However, there is one pressing issue that most seem to put off. Yes, you know I was going to say it:
Getting finances in order.
It ain’t all about love see?
Now that the law recognises you as a couple, you’re finances are officially shared.  There are some more jobs to put on that list to make sure you’ve wrapped your financial life up in a nice little bow. 

Gellinger / Pixabay

Figure Out Long-Term Goals

Now that it’s official you’ll be spending a new life together, be open and honest about your financial goals. For example, a family home will probably be on the list. So, the question will be whether to buy or build. Before deciding, it’s worth weighing up whether buying a house and land package might be right for you.

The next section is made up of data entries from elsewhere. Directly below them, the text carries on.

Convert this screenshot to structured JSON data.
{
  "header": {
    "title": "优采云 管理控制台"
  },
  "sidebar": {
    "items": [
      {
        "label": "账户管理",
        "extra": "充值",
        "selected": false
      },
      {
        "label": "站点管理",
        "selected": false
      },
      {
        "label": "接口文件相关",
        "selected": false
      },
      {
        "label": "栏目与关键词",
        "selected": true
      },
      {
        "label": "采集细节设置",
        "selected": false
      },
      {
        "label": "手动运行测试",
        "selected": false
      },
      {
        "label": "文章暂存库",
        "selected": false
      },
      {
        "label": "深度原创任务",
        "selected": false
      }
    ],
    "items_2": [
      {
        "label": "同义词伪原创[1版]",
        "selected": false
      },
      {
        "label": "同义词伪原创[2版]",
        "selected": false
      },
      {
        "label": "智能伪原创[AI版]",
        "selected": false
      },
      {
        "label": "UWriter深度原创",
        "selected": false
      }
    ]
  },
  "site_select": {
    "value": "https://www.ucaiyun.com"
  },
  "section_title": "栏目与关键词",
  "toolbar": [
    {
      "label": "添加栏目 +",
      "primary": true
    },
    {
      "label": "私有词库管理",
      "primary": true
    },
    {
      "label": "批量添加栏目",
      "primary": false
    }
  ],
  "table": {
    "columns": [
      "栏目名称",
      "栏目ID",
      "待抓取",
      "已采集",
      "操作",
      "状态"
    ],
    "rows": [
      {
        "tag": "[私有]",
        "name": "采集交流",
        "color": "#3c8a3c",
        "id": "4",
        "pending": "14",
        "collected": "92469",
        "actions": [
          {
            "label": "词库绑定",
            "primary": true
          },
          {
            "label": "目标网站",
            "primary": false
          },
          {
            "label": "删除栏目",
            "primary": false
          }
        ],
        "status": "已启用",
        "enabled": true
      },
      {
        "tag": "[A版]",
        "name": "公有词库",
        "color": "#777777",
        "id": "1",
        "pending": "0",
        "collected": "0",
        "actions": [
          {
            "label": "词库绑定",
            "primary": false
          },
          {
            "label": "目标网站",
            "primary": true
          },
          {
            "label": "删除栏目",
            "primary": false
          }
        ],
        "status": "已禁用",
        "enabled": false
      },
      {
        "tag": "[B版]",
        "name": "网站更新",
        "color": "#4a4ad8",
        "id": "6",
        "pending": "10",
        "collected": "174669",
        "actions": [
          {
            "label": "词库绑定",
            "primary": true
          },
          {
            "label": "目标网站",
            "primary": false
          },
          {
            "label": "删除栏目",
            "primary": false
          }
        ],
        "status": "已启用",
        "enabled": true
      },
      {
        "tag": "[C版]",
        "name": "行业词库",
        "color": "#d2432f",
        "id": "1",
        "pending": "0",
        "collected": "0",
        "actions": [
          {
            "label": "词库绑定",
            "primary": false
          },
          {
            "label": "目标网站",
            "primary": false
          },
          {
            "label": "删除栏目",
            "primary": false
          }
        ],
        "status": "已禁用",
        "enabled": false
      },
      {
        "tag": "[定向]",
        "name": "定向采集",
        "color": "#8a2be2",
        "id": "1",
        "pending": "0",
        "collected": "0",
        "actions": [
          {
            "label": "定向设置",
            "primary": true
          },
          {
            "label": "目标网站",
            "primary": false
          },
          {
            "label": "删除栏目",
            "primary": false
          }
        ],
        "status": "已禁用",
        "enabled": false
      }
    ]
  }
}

193584 / Pixabay

To Kid Or Not To Kid

Of course, there’s always the question of kids. Consider your financial situation as part of the kid equation and whether to commit. It costs on average over $400,000 to raise a child – and that’s not included the time you invest in these little devils. Of course, they’re worth it, but you’ll want to be ready for this ride. Let me assure you. 

TawnyNina / Pixabay

Think About Bank Accounts